Provide only the number of lines in the records where "JSON" appears.

» Material to process:
- - -

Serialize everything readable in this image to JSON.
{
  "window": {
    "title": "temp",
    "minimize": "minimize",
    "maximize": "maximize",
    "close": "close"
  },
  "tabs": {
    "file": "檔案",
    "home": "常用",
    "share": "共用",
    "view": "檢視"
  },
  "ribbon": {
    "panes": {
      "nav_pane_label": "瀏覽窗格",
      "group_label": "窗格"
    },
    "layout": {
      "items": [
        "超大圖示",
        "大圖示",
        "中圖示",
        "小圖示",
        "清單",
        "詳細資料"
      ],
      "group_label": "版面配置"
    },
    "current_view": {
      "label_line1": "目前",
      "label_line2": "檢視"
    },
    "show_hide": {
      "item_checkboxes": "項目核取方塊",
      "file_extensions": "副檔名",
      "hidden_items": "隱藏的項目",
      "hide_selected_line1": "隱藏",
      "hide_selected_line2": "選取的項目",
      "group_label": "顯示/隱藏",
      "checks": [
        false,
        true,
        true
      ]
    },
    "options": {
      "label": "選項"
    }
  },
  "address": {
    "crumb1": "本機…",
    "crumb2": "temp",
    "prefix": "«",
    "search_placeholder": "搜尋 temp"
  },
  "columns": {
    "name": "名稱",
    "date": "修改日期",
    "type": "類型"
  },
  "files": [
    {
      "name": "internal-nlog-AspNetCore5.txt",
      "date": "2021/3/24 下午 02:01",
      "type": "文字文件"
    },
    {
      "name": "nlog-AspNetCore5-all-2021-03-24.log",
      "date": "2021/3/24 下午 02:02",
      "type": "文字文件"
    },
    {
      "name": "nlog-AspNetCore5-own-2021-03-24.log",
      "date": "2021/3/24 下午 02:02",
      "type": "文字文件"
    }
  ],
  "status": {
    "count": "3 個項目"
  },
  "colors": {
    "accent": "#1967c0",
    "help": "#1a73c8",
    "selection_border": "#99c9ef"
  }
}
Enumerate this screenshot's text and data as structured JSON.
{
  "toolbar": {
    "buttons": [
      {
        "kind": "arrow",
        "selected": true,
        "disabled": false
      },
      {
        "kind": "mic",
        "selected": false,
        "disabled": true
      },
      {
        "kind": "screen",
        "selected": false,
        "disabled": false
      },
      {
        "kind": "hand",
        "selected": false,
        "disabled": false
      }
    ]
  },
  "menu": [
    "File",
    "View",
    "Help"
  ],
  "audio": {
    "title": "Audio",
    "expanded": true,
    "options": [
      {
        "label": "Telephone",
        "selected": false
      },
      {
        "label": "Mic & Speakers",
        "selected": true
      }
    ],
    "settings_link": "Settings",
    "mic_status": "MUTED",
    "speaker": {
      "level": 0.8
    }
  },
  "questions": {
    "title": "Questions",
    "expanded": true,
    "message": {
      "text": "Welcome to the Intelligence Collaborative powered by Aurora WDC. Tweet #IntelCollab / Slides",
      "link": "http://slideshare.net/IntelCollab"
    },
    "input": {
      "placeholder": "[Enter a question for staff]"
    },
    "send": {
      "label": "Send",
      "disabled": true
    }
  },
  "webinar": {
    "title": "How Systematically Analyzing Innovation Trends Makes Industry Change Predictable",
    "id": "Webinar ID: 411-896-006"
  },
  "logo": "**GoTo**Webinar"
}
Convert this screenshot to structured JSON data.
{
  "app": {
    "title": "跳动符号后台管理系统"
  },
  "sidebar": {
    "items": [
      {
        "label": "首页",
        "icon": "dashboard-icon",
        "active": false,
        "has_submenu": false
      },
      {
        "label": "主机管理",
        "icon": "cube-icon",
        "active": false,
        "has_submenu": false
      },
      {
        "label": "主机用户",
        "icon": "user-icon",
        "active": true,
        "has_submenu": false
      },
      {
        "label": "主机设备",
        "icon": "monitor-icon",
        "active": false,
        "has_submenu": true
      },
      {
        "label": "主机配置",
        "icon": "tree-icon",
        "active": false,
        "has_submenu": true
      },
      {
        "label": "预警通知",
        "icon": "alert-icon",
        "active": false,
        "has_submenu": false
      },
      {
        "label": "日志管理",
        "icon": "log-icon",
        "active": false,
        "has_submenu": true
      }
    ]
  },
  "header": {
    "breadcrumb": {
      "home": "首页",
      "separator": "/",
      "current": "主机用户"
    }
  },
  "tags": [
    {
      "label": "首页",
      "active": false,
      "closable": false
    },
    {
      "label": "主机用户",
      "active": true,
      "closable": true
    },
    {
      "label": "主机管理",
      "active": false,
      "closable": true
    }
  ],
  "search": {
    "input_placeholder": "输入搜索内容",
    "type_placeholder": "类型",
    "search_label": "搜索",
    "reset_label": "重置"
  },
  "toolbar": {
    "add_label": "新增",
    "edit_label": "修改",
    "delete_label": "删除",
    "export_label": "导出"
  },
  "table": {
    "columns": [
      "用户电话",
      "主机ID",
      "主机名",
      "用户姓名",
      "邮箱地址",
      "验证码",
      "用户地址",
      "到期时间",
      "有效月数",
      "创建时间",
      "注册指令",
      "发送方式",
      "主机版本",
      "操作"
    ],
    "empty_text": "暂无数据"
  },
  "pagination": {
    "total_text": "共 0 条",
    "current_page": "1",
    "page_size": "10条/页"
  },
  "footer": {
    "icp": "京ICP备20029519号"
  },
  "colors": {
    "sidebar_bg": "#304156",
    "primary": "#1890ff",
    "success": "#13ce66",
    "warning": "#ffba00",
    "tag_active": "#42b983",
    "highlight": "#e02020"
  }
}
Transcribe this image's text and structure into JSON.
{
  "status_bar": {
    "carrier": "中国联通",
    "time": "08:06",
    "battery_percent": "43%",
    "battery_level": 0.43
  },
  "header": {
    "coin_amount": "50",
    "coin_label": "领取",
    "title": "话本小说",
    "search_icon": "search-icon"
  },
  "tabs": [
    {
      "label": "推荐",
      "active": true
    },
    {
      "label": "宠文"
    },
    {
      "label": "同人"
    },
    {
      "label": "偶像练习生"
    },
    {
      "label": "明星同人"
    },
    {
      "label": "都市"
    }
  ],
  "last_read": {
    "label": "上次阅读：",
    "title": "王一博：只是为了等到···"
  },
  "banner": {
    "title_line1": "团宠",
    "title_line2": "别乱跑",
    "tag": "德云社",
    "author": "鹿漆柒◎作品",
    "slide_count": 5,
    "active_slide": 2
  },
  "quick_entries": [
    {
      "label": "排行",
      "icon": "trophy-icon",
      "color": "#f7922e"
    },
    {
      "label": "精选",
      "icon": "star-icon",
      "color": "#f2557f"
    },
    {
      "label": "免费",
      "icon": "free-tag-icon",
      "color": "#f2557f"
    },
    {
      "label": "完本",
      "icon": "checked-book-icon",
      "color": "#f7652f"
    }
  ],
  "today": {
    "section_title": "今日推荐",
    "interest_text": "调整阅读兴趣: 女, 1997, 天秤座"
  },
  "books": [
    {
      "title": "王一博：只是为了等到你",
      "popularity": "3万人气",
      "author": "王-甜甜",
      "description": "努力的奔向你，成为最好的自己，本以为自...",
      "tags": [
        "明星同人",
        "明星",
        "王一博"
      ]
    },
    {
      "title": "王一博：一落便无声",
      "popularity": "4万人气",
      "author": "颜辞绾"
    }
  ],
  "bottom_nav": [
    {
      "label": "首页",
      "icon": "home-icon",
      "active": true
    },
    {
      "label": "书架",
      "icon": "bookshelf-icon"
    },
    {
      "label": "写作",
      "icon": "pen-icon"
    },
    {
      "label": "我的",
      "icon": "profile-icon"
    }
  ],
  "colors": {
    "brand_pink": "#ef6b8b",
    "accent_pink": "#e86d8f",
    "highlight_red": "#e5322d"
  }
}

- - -

» Answer to this exercise:
4